Research Project: SUSTAINABLE MANAGEMENT OF INVASIVE AND INDIGENOUS INSECTS OF URBAN LANDSCAPES

Location: Invasive Insect Biocontrol & Behavior Laboratory

Title: Genomics and Replication of Polydnaviruses

Author
item DUPUY, C. - Université François-Rabelais De Tours
item Gundersen-Rindal, Dawn
item CUSSON, M. - Canadian Forest Service

Submitted to: Parasitoid Viruses: Symbionts and Pathogens
Publication Type: Book / Chapter
Publication Acceptance Date: 7/15/2011
Publication Date: 1/1/2012
Citation: Dupuy, C., Gundersen, D.E., Cusson, M. 2012. Genomics and Replication of Polydnaviruses. In: Beckage, N.E., Drezen, J.M., editors. Parasitoid Viruses: Symbionts and Pathogens. London, England: Elsevier. p. 47-61.

Interpretive Summary:

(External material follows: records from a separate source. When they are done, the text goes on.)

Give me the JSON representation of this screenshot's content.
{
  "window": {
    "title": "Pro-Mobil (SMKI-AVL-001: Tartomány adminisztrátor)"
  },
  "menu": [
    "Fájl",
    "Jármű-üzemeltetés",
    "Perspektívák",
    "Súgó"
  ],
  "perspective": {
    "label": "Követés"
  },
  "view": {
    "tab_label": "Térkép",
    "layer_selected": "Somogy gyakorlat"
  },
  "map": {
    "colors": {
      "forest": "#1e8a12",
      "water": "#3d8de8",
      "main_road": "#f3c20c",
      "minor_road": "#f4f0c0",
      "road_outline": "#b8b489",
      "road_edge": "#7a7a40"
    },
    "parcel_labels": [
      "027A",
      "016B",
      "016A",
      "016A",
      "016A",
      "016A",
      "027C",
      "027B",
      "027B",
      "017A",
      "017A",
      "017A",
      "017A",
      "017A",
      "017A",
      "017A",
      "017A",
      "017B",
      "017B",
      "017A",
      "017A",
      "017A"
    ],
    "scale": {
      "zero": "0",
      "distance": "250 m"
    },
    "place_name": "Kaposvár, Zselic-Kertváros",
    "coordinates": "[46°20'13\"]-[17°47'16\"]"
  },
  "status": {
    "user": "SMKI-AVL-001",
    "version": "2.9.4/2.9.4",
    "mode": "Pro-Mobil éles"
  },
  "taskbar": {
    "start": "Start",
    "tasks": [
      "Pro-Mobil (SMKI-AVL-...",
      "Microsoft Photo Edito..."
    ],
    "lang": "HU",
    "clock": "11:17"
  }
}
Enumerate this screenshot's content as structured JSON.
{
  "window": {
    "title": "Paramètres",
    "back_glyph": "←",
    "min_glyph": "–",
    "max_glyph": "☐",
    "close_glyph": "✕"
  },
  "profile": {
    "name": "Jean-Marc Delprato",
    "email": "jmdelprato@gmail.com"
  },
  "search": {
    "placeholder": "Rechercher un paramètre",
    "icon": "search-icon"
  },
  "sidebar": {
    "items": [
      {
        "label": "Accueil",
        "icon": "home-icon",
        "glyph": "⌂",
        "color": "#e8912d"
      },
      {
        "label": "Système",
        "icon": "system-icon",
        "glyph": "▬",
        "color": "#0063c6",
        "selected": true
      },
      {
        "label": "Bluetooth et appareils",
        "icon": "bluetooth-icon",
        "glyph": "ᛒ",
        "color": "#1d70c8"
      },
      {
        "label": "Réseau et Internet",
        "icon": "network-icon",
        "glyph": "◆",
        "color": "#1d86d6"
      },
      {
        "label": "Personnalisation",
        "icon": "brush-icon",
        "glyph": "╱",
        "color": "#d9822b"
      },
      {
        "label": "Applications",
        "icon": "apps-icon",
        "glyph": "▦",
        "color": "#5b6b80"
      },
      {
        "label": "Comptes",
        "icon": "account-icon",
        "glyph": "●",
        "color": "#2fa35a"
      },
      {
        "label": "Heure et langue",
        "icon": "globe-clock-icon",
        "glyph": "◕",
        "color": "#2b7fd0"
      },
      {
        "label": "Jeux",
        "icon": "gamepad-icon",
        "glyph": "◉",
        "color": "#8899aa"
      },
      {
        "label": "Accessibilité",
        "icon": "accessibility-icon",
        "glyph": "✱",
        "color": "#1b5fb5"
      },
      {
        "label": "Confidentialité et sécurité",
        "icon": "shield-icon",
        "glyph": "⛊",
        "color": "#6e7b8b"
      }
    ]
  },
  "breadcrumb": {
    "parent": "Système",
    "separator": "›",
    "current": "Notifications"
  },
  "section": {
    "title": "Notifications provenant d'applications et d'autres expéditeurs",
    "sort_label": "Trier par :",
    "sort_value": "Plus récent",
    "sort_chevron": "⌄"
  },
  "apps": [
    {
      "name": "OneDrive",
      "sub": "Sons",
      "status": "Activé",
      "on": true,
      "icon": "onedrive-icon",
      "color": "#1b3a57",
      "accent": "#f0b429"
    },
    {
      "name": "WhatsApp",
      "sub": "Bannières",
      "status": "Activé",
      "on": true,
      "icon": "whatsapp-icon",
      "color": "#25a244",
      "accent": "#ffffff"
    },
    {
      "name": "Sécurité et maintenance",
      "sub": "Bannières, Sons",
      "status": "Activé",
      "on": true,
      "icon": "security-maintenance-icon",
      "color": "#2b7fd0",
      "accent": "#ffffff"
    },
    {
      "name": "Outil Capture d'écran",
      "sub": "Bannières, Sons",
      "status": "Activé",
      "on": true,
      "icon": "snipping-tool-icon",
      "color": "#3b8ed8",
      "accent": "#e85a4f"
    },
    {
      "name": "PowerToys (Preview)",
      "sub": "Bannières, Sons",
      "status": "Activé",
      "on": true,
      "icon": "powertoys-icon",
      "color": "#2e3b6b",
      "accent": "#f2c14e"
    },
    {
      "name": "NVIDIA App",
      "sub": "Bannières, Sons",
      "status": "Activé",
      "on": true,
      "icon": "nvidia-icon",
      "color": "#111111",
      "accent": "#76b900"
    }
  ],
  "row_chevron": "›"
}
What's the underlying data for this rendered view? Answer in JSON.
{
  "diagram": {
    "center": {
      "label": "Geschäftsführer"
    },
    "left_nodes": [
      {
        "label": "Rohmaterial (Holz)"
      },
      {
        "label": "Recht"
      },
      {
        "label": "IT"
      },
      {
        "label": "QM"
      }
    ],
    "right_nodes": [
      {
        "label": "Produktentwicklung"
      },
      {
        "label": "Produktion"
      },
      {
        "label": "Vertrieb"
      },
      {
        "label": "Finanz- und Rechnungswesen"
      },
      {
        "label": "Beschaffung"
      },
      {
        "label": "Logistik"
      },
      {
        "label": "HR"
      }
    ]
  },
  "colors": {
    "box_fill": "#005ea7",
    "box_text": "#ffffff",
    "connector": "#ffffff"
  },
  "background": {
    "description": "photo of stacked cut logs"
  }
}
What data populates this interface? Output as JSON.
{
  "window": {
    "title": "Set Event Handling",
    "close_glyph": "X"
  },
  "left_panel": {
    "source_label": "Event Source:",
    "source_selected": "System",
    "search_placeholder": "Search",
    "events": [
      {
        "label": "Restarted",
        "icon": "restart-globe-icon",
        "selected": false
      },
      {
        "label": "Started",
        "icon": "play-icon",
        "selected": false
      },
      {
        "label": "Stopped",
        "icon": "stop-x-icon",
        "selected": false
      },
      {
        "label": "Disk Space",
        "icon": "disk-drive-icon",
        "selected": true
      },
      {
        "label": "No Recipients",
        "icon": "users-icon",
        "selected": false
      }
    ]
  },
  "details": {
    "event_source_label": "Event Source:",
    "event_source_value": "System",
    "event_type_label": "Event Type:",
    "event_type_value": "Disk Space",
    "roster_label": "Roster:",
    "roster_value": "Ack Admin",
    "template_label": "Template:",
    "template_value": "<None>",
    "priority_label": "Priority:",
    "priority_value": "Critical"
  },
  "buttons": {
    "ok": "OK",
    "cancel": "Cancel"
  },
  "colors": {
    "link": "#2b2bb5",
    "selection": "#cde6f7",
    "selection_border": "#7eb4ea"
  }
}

Technical Abstract: Most large DNA viruses have a pathogenic association with their hosts, with symbiosis being a rare exception. A striking example of the latter, however, is found among DNA viruses of the family Polydnaviridae (PDV), which have evolved a complex association with wasps that live as endoparasitoids of lepidopteran larvae. PDVs replicate asymptomatically in their wasp hosts but infect and cause severe disease in parasitized caterpillars. The two recognized PDV taxa, ichnovirus (IV) and bracovirus (BV), are associated with endoparasitic wasps of the families Ichneumonidae and Braconidae, respectively, and have distinct ancestors. Here, we survey the available data on the genome sequence and gene content of members of these two taxa. A comparison of the two groups shows that, despite their distinct origins, IV and BV genomes display similar organizational features. However, they share relatively few genes, which have diversified into multigene families in both taxa. We also review what is known about mechanisms of PDV replication in the wasp host. These viruses constitute a versatile, replication-defective system for delivery of virulence genes to parasitized host insects.